No pictures should be carried over. Output all other parts of the entries verbatim.

_Entries supplied_
== Segment start ==
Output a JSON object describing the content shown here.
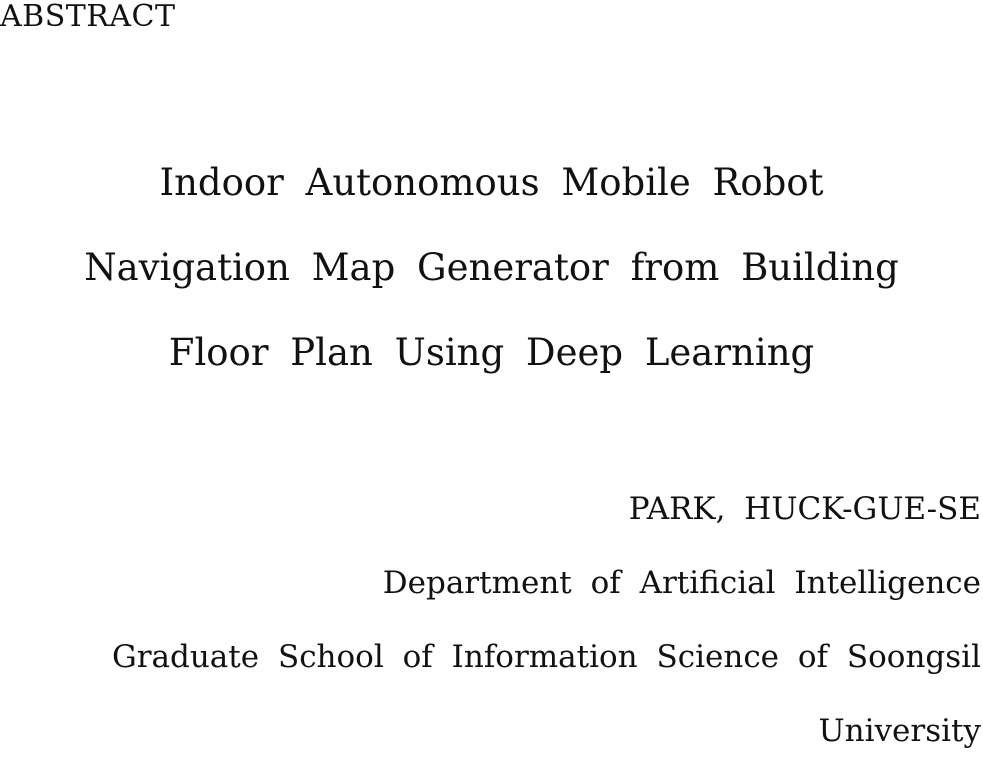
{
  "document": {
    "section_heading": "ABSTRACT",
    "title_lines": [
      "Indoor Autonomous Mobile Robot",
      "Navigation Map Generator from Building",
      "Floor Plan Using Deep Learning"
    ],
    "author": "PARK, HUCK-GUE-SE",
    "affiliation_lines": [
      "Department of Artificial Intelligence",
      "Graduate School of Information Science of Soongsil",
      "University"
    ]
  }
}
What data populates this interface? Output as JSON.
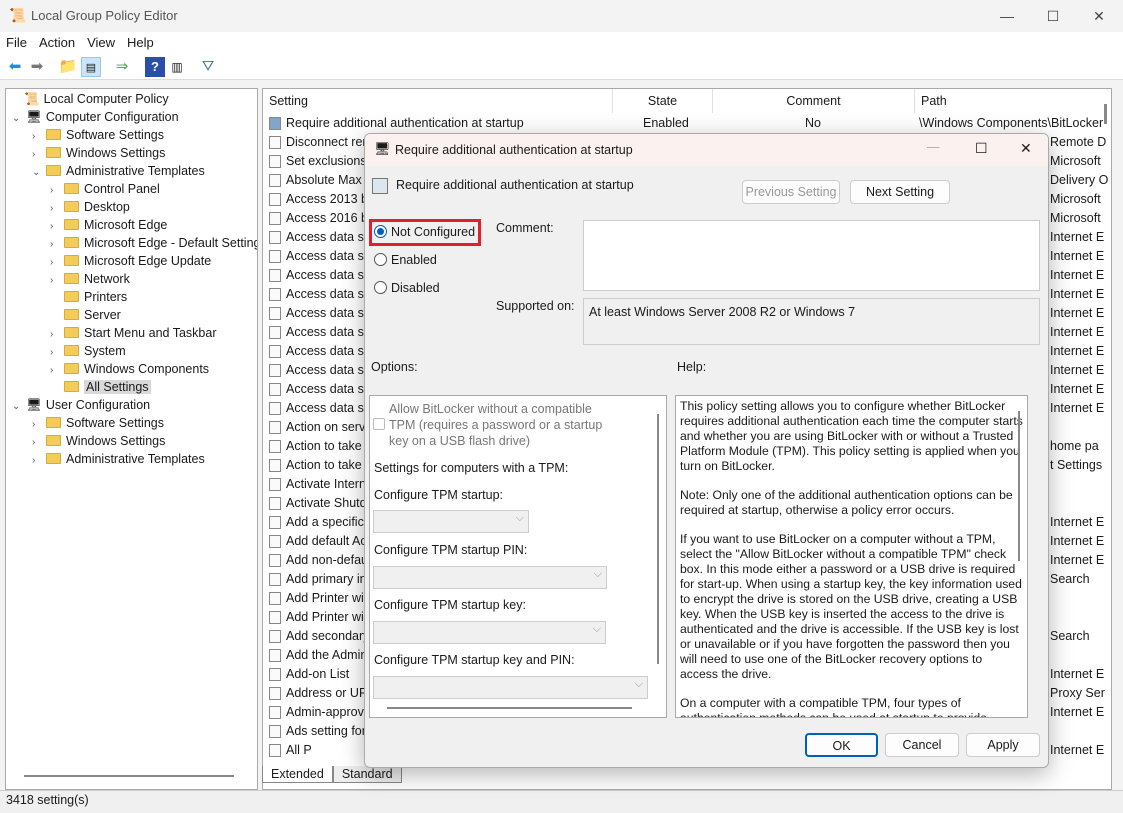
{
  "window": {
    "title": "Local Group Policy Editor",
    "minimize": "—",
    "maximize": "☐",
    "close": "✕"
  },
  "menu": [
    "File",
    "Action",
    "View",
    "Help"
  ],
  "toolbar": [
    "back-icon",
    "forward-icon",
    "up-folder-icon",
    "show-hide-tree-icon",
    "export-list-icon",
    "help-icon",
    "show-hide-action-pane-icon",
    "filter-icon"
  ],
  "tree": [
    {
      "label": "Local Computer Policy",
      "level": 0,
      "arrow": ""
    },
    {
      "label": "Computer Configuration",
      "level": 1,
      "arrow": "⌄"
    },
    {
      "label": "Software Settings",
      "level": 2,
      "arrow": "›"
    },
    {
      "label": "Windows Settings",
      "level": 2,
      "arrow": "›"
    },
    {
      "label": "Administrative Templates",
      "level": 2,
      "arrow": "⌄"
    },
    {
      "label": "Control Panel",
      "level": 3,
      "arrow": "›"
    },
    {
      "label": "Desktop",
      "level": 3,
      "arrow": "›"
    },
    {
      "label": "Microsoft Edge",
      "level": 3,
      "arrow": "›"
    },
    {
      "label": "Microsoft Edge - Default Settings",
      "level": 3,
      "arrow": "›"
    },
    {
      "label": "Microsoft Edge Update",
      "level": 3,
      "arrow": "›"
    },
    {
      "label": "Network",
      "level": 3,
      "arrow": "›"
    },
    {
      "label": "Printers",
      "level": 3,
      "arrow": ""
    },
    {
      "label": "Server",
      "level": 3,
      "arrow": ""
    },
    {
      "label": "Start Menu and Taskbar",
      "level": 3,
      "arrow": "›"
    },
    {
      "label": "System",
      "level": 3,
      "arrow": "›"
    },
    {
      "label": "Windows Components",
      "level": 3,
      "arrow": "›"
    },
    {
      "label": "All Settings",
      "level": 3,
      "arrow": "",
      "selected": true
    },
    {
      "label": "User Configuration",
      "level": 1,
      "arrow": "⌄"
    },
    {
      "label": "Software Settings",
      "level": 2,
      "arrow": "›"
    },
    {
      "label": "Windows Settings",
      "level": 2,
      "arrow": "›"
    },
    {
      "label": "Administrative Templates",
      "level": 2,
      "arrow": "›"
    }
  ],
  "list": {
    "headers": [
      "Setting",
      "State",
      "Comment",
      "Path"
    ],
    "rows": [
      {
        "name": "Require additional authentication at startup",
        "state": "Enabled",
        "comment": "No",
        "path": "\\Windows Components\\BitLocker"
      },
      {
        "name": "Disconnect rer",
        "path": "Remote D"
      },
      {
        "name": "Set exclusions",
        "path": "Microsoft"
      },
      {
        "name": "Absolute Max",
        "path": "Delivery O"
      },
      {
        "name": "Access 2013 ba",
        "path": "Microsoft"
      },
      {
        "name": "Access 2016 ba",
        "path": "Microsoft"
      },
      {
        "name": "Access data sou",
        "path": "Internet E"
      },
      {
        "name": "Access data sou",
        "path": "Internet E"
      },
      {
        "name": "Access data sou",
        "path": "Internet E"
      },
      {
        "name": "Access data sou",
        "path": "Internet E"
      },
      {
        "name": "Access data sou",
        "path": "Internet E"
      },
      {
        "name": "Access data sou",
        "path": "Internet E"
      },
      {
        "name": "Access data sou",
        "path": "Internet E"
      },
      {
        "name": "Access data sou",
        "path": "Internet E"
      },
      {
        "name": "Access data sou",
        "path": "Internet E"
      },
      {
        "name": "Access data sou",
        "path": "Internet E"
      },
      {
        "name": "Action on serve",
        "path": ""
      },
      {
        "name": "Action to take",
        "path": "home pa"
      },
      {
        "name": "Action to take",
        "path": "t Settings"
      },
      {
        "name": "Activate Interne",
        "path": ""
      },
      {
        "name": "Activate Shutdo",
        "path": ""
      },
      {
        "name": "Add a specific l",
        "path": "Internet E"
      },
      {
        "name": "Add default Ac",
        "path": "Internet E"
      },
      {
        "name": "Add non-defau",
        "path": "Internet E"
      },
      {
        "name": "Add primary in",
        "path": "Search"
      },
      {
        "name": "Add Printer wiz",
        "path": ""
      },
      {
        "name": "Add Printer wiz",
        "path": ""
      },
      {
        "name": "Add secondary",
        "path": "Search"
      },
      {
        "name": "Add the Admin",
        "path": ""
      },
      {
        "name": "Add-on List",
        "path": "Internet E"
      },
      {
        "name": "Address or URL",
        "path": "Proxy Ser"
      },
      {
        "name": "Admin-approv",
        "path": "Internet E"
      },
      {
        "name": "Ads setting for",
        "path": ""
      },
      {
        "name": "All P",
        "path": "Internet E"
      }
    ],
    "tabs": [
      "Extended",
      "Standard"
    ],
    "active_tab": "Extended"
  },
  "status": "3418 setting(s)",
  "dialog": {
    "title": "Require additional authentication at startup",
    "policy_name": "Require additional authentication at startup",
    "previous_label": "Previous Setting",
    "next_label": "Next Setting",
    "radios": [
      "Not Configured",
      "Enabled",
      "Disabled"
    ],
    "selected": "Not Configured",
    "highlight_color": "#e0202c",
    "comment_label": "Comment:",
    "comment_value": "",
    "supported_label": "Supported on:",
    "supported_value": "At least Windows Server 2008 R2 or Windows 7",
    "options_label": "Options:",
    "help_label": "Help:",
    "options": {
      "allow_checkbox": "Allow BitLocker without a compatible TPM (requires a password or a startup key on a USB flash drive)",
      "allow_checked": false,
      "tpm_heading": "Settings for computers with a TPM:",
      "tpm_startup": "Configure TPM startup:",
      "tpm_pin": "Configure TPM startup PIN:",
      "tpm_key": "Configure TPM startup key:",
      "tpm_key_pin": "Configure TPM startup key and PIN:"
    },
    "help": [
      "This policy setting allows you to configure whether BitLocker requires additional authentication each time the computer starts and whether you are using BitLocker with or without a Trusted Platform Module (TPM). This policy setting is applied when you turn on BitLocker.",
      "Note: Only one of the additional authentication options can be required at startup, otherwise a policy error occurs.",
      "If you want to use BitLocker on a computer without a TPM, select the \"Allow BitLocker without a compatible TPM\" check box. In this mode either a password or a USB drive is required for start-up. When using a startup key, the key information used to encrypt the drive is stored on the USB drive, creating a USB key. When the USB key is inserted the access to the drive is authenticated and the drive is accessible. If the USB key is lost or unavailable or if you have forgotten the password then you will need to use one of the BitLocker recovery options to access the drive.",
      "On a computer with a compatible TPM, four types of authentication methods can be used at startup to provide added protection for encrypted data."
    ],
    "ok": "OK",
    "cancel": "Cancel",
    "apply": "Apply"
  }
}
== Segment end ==
_Answer to this exercise_
Output a JSON object describing the content shown here.
{
  "document": {
    "section_heading": "ABSTRACT",
    "title_lines": [
      "Indoor Autonomous Mobile Robot",
      "Navigation Map Generator from Building",
      "Floor Plan Using Deep Learning"
    ],
    "author": "PARK, HUCK-GUE-SE",
    "affiliation_lines": [
      "Department of Artificial Intelligence",
      "Graduate School of Information Science of Soongsil",
      "University"
    ]
  }
}
What data populates this interface? Output as JSON.
{
  "window": {
    "title": "Local Group Policy Editor",
    "minimize": "—",
    "maximize": "☐",
    "close": "✕"
  },
  "menu": [
    "File",
    "Action",
    "View",
    "Help"
  ],
  "toolbar": [
    "back-icon",
    "forward-icon",
    "up-folder-icon",
    "show-hide-tree-icon",
    "export-list-icon",
    "help-icon",
    "show-hide-action-pane-icon",
    "filter-icon"
  ],
  "tree": [
    {
      "label": "Local Computer Policy",
      "level": 0,
      "arrow": ""
    },
    {
      "label": "Computer Configuration",
      "level": 1,
      "arrow": "⌄"
    },
    {
      "label": "Software Settings",
      "level": 2,
      "arrow": "›"
    },
    {
      "label": "Windows Settings",
      "level": 2,
      "arrow": "›"
    },
    {
      "label": "Administrative Templates",
      "level": 2,
      "arrow": "⌄"
    },
    {
      "label": "Control Panel",
      "level": 3,
      "arrow": "›"
    },
    {
      "label": "Desktop",
      "level": 3,
      "arrow": "›"
    },
    {
      "label": "Microsoft Edge",
      "level": 3,
      "arrow": "›"
    },
    {
      "label": "Microsoft Edge - Default Settings",
      "level": 3,
      "arrow": "›"
    },
    {
      "label": "Microsoft Edge Update",
      "level": 3,
      "arrow": "›"
    },
    {
      "label": "Network",
      "level": 3,
      "arrow": "›"
    },
    {
      "label": "Printers",
      "level": 3,
      "arrow": ""
    },
    {
      "label": "Server",
      "level": 3,
      "arrow": ""
    },
    {
      "label": "Start Menu and Taskbar",
      "level": 3,
      "arrow": "›"
    },
    {
      "label": "System",
      "level": 3,
      "arrow": "›"
    },
    {
      "label": "Windows Components",
      "level": 3,
      "arrow": "›"
    },
    {
      "label": "All Settings",
      "level": 3,
      "arrow": "",
      "selected": true
    },
    {
      "label": "User Configuration",
      "level": 1,
      "arrow": "⌄"
    },
    {
      "label": "Software Settings",
      "level": 2,
      "arrow": "›"
    },
    {
      "label": "Windows Settings",
      "level": 2,
      "arrow": "›"
    },
    {
      "label": "Administrative Templates",
      "level": 2,
      "arrow": "›"
    }
  ],
  "list": {
    "headers": [
      "Setting",
      "State",
      "Comment",
      "Path"
    ],
    "rows": [
      {
        "name": "Require additional authentication at startup",
        "state": "Enabled",
        "comment": "No",
        "path": "\\Windows Components\\BitLocker"
      },
      {
        "name": "Disconnect rer",
        "path": "Remote D"
      },
      {
        "name": "Set exclusions",
        "path": "Microsoft"
      },
      {
        "name": "Absolute Max",
        "path": "Delivery O"
      },
      {
        "name": "Access 2013 ba",
        "path": "Microsoft"
      },
      {
        "name": "Access 2016 ba",
        "path": "Microsoft"
      },
      {
        "name": "Access data sou",
        "path": "Internet E"
      },
      {
        "name": "Access data sou",
        "path": "Internet E"
      },
      {
        "name": "Access data sou",
        "path": "Internet E"
      },
      {
        "name": "Access data sou",
        "path": "Internet E"
      },
      {
        "name": "Access data sou",
        "path": "Internet E"
      },
      {
        "name": "Access data sou",
        "path": "Internet E"
      },
      {
        "name": "Access data sou",
        "path": "Internet E"
      },
      {
        "name": "Access data sou",
        "path": "Internet E"
      },
      {
        "name": "Access data sou",
        "path": "Internet E"
      },
      {
        "name": "Access data sou",
        "path": "Internet E"
      },
      {
        "name": "Action on serve",
        "path": ""
      },
      {
        "name": "Action to take",
        "path": "home pa"
      },
      {
        "name": "Action to take",
        "path": "t Settings"
      },
      {
        "name": "Activate Interne",
        "path": ""
      },
      {
        "name": "Activate Shutdo",
        "path": ""
      },
      {
        "name": "Add a specific l",
        "path": "Internet E"
      },
      {
        "name": "Add default Ac",
        "path": "Internet E"
      },
      {
        "name": "Add non-defau",
        "path": "Internet E"
      },
      {
        "name": "Add primary in",
        "path": "Search"
      },
      {
        "name": "Add Printer wiz",
        "path": ""
      },
      {
        "name": "Add Printer wiz",
        "path": ""
      },
      {
        "name": "Add secondary",
        "path": "Search"
      },
      {
        "name": "Add the Admin",
        "path": ""
      },
      {
        "name": "Add-on List",
        "path": "Internet E"
      },
      {
        "name": "Address or URL",
        "path": "Proxy Ser"
      },
      {
        "name": "Admin-approv",
        "path": "Internet E"
      },
      {
        "name": "Ads setting for",
        "path": ""
      },
      {
        "name": "All P",
        "path": "Internet E"
      }
    ],
    "tabs": [
      "Extended",
      "Standard"
    ],
    "active_tab": "Extended"
  },
  "status": "3418 setting(s)",
  "dialog": {
    "title": "Require additional authentication at startup",
    "policy_name": "Require additional authentication at startup",
    "previous_label": "Previous Setting",
    "next_label": "Next Setting",
    "radios": [
      "Not Configured",
      "Enabled",
      "Disabled"
    ],
    "selected": "Not Configured",
    "highlight_color": "#e0202c",
    "comment_label": "Comment:",
    "comment_value": "",
    "supported_label": "Supported on:",
    "supported_value": "At least Windows Server 2008 R2 or Windows 7",
    "options_label": "Options:",
    "help_label": "Help:",
    "options": {
      "allow_checkbox": "Allow BitLocker without a compatible TPM (requires a password or a startup key on a USB flash drive)",
      "allow_checked": false,
      "tpm_heading": "Settings for computers with a TPM:",
      "tpm_startup": "Configure TPM startup:",
      "tpm_pin": "Configure TPM startup PIN:",
      "tpm_key": "Configure TPM startup key:",
      "tpm_key_pin": "Configure TPM startup key and PIN:"
    },
    "help": [
      "This policy setting allows you to configure whether BitLocker requires additional authentication each time the computer starts and whether you are using BitLocker with or without a Trusted Platform Module (TPM). This policy setting is applied when you turn on BitLocker.",
      "Note: Only one of the additional authentication options can be required at startup, otherwise a policy error occurs.",
      "If you want to use BitLocker on a computer without a TPM, select the \"Allow BitLocker without a compatible TPM\" check box. In this mode either a password or a USB drive is required for start-up. When using a startup key, the key information used to encrypt the drive is stored on the USB drive, creating a USB key. When the USB key is inserted the access to the drive is authenticated and the drive is accessible. If the USB key is lost or unavailable or if you have forgotten the password then you will need to use one of the BitLocker recovery options to access the drive.",
      "On a computer with a compatible TPM, four types of authentication methods can be used at startup to provide added protection for encrypted data."
    ],
    "ok": "OK",
    "cancel": "Cancel",
    "apply": "Apply"
  }
}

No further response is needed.